§ GIVEN DATA:

BEGIN

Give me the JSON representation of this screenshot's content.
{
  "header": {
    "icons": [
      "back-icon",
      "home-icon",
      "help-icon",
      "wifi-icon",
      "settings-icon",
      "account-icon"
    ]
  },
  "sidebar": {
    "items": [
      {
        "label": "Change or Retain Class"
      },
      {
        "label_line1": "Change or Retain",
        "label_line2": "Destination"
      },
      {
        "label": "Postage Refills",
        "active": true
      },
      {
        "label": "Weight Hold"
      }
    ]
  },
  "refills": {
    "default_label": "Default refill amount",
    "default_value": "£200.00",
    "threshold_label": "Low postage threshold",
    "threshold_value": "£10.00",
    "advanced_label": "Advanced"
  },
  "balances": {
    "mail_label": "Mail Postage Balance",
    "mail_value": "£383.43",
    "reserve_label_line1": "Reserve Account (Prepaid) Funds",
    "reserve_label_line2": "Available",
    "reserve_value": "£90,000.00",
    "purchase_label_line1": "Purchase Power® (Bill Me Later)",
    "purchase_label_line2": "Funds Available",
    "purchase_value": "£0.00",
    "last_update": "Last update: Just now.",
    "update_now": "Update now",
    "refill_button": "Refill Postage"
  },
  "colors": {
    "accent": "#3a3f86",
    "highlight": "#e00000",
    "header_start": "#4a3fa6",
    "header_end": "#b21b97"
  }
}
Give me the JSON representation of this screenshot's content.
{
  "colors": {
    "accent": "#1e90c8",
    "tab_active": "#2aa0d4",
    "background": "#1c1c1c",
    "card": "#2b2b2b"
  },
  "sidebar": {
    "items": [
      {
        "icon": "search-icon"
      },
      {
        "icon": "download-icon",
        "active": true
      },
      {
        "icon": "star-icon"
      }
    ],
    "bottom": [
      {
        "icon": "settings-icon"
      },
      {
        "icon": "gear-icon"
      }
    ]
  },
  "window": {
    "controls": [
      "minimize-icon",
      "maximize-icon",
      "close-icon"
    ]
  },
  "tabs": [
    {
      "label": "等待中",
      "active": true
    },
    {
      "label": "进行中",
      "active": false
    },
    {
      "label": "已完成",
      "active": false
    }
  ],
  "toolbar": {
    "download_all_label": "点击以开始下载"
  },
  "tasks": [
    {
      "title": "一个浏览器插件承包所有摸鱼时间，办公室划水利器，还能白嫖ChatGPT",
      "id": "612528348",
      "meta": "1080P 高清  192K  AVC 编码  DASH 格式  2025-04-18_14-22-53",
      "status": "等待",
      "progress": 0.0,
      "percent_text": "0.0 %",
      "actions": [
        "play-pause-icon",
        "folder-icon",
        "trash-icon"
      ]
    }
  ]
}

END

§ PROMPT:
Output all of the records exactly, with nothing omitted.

§ RESPONSE TO THIS EXERCISE:
Give me the JSON representation of this screenshot's content.
{
  "header": {
    "icons": [
      "back-icon",
      "home-icon",
      "help-icon",
      "wifi-icon",
      "settings-icon",
      "account-icon"
    ]
  },
  "sidebar": {
    "items": [
      {
        "label": "Change or Retain Class"
      },
      {
        "label_line1": "Change or Retain",
        "label_line2": "Destination"
      },
      {
        "label": "Postage Refills",
        "active": true
      },
      {
        "label": "Weight Hold"
      }
    ]
  },
  "refills": {
    "default_label": "Default refill amount",
    "default_value": "£200.00",
    "threshold_label": "Low postage threshold",
    "threshold_value": "£10.00",
    "advanced_label": "Advanced"
  },
  "balances": {
    "mail_label": "Mail Postage Balance",
    "mail_value": "£383.43",
    "reserve_label_line1": "Reserve Account (Prepaid) Funds",
    "reserve_label_line2": "Available",
    "reserve_value": "£90,000.00",
    "purchase_label_line1": "Purchase Power® (Bill Me Later)",
    "purchase_label_line2": "Funds Available",
    "purchase_value": "£0.00",
    "last_update": "Last update: Just now.",
    "update_now": "Update now",
    "refill_button": "Refill Postage"
  },
  "colors": {
    "accent": "#3a3f86",
    "highlight": "#e00000",
    "header_start": "#4a3fa6",
    "header_end": "#b21b97"
  }
}
Give me the JSON representation of this screenshot's content.
{
  "colors": {
    "accent": "#1e90c8",
    "tab_active": "#2aa0d4",
    "background": "#1c1c1c",
    "card": "#2b2b2b"
  },
  "sidebar": {
    "items": [
      {
        "icon": "search-icon"
      },
      {
        "icon": "download-icon",
        "active": true
      },
      {
        "icon": "star-icon"
      }
    ],
    "bottom": [
      {
        "icon": "settings-icon"
      },
      {
        "icon": "gear-icon"
      }
    ]
  },
  "window": {
    "controls": [
      "minimize-icon",
      "maximize-icon",
      "close-icon"
    ]
  },
  "tabs": [
    {
      "label": "等待中",
      "active": true
    },
    {
      "label": "进行中",
      "active": false
    },
    {
      "label": "已完成",
      "active": false
    }
  ],
  "toolbar": {
    "download_all_label": "点击以开始下载"
  },
  "tasks": [
    {
      "title": "一个浏览器插件承包所有摸鱼时间，办公室划水利器，还能白嫖ChatGPT",
      "id": "612528348",
      "meta": "1080P 高清  192K  AVC 编码  DASH 格式  2025-04-18_14-22-53",
      "status": "等待",
      "progress": 0.0,
      "percent_text": "0.0 %",
      "actions": [
        "play-pause-icon",
        "folder-icon",
        "trash-icon"
      ]
    }
  ]
}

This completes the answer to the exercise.